_EXERCISE DESCRIPTION_
Reproduce the listing that follows word for word, without its pictures.

_PROVIDED RECORDS_
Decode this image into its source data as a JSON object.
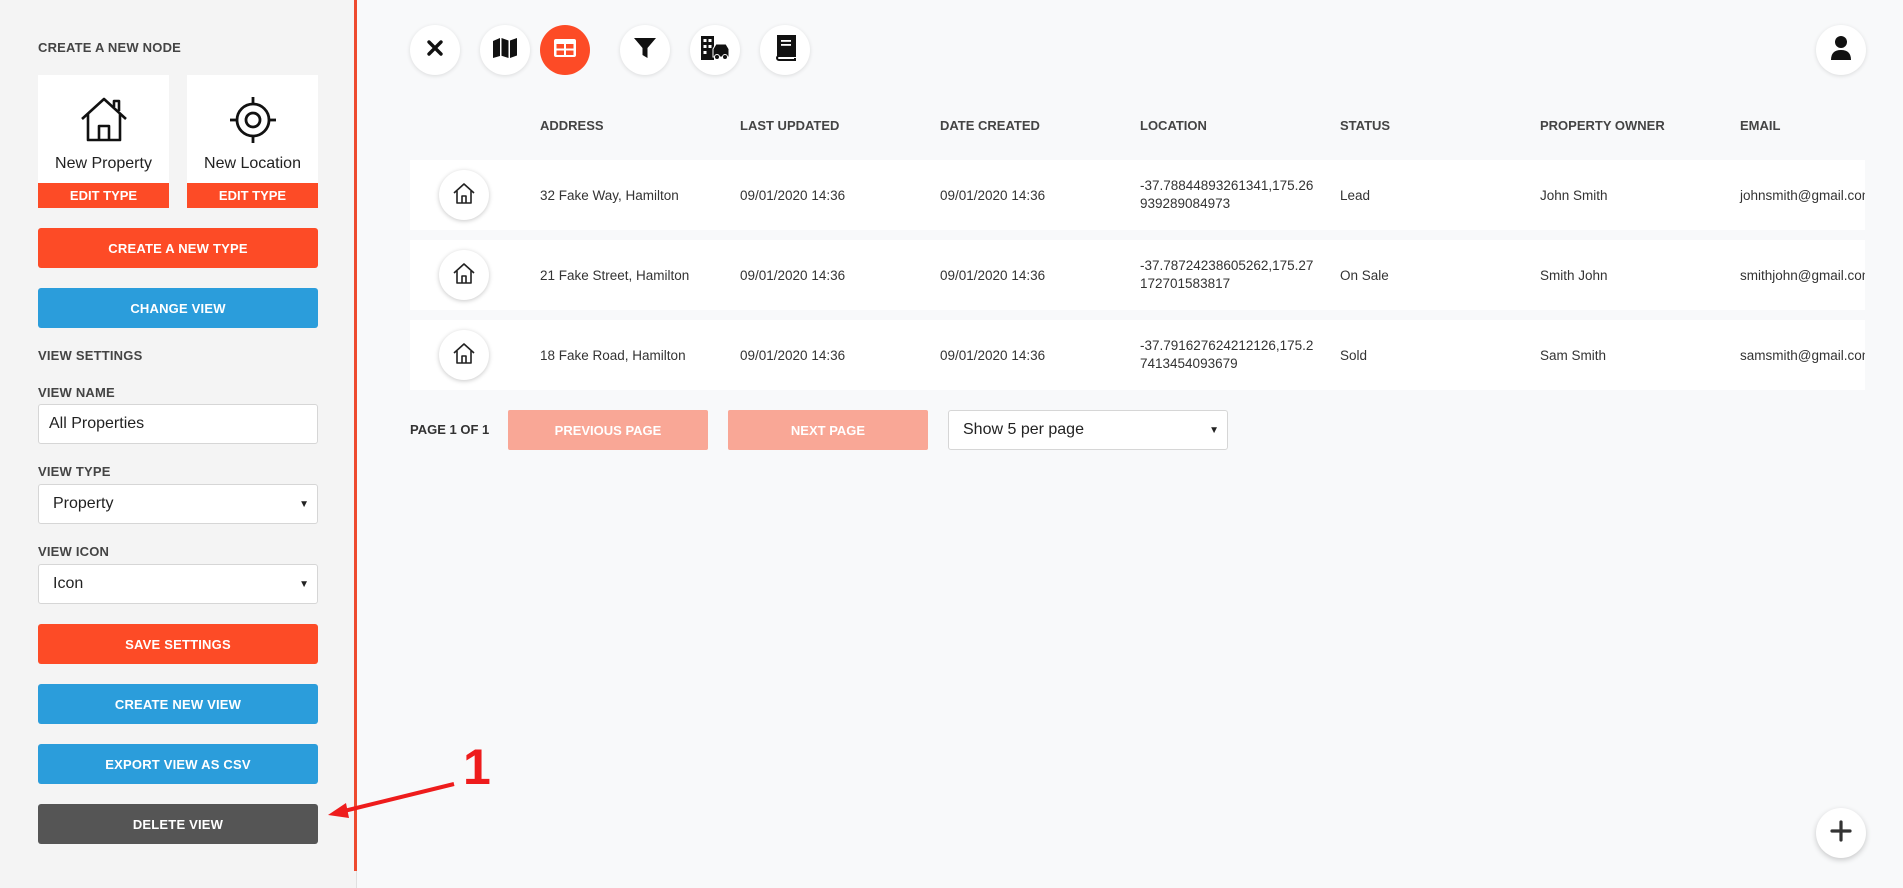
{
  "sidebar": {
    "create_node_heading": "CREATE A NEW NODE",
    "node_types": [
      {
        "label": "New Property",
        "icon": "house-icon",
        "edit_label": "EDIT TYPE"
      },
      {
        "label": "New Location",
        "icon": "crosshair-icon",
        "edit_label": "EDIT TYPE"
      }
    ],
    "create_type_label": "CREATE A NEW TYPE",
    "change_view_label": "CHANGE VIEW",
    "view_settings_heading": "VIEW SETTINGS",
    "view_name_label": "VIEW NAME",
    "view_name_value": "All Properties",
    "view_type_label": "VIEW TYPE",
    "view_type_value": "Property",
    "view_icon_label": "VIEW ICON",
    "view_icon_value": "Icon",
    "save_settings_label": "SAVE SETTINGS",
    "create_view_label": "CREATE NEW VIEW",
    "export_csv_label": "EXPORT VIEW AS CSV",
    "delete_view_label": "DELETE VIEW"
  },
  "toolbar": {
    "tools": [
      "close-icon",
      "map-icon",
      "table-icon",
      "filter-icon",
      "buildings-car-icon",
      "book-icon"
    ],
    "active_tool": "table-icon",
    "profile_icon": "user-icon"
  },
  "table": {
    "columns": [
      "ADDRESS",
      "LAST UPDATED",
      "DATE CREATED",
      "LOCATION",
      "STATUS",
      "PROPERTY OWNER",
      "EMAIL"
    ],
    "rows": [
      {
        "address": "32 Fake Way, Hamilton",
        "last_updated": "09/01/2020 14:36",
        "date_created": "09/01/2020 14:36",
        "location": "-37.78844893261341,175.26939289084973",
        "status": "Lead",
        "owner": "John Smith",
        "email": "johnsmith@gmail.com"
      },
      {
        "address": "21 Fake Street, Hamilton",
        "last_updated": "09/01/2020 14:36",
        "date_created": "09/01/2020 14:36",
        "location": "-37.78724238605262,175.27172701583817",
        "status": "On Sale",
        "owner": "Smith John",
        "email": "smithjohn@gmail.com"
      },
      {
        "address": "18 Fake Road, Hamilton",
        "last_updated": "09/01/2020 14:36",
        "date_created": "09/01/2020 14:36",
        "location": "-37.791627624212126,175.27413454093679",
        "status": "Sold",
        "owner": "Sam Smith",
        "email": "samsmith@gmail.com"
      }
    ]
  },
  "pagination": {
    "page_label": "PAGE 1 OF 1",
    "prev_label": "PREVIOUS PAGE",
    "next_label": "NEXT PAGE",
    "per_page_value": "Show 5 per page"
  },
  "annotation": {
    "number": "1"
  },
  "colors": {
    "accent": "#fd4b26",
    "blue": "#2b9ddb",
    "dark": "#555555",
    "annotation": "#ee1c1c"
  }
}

_ANSWER TO THIS PROBLEM_
Decode this image into its source data as a JSON object.
{
  "sidebar": {
    "create_node_heading": "CREATE A NEW NODE",
    "node_types": [
      {
        "label": "New Property",
        "icon": "house-icon",
        "edit_label": "EDIT TYPE"
      },
      {
        "label": "New Location",
        "icon": "crosshair-icon",
        "edit_label": "EDIT TYPE"
      }
    ],
    "create_type_label": "CREATE A NEW TYPE",
    "change_view_label": "CHANGE VIEW",
    "view_settings_heading": "VIEW SETTINGS",
    "view_name_label": "VIEW NAME",
    "view_name_value": "All Properties",
    "view_type_label": "VIEW TYPE",
    "view_type_value": "Property",
    "view_icon_label": "VIEW ICON",
    "view_icon_value": "Icon",
    "save_settings_label": "SAVE SETTINGS",
    "create_view_label": "CREATE NEW VIEW",
    "export_csv_label": "EXPORT VIEW AS CSV",
    "delete_view_label": "DELETE VIEW"
  },
  "toolbar": {
    "tools": [
      "close-icon",
      "map-icon",
      "table-icon",
      "filter-icon",
      "buildings-car-icon",
      "book-icon"
    ],
    "active_tool": "table-icon",
    "profile_icon": "user-icon"
  },
  "table": {
    "columns": [
      "ADDRESS",
      "LAST UPDATED",
      "DATE CREATED",
      "LOCATION",
      "STATUS",
      "PROPERTY OWNER",
      "EMAIL"
    ],
    "rows": [
      {
        "address": "32 Fake Way, Hamilton",
        "last_updated": "09/01/2020 14:36",
        "date_created": "09/01/2020 14:36",
        "location": "-37.78844893261341,175.26939289084973",
        "status": "Lead",
        "owner": "John Smith",
        "email": "johnsmith@gmail.com"
      },
      {
        "address": "21 Fake Street, Hamilton",
        "last_updated": "09/01/2020 14:36",
        "date_created": "09/01/2020 14:36",
        "location": "-37.78724238605262,175.27172701583817",
        "status": "On Sale",
        "owner": "Smith John",
        "email": "smithjohn@gmail.com"
      },
      {
        "address": "18 Fake Road, Hamilton",
        "last_updated": "09/01/2020 14:36",
        "date_created": "09/01/2020 14:36",
        "location": "-37.791627624212126,175.27413454093679",
        "status": "Sold",
        "owner": "Sam Smith",
        "email": "samsmith@gmail.com"
      }
    ]
  },
  "pagination": {
    "page_label": "PAGE 1 OF 1",
    "prev_label": "PREVIOUS PAGE",
    "next_label": "NEXT PAGE",
    "per_page_value": "Show 5 per page"
  },
  "annotation": {
    "number": "1"
  },
  "colors": {
    "accent": "#fd4b26",
    "blue": "#2b9ddb",
    "dark": "#555555",
    "annotation": "#ee1c1c"
  }
}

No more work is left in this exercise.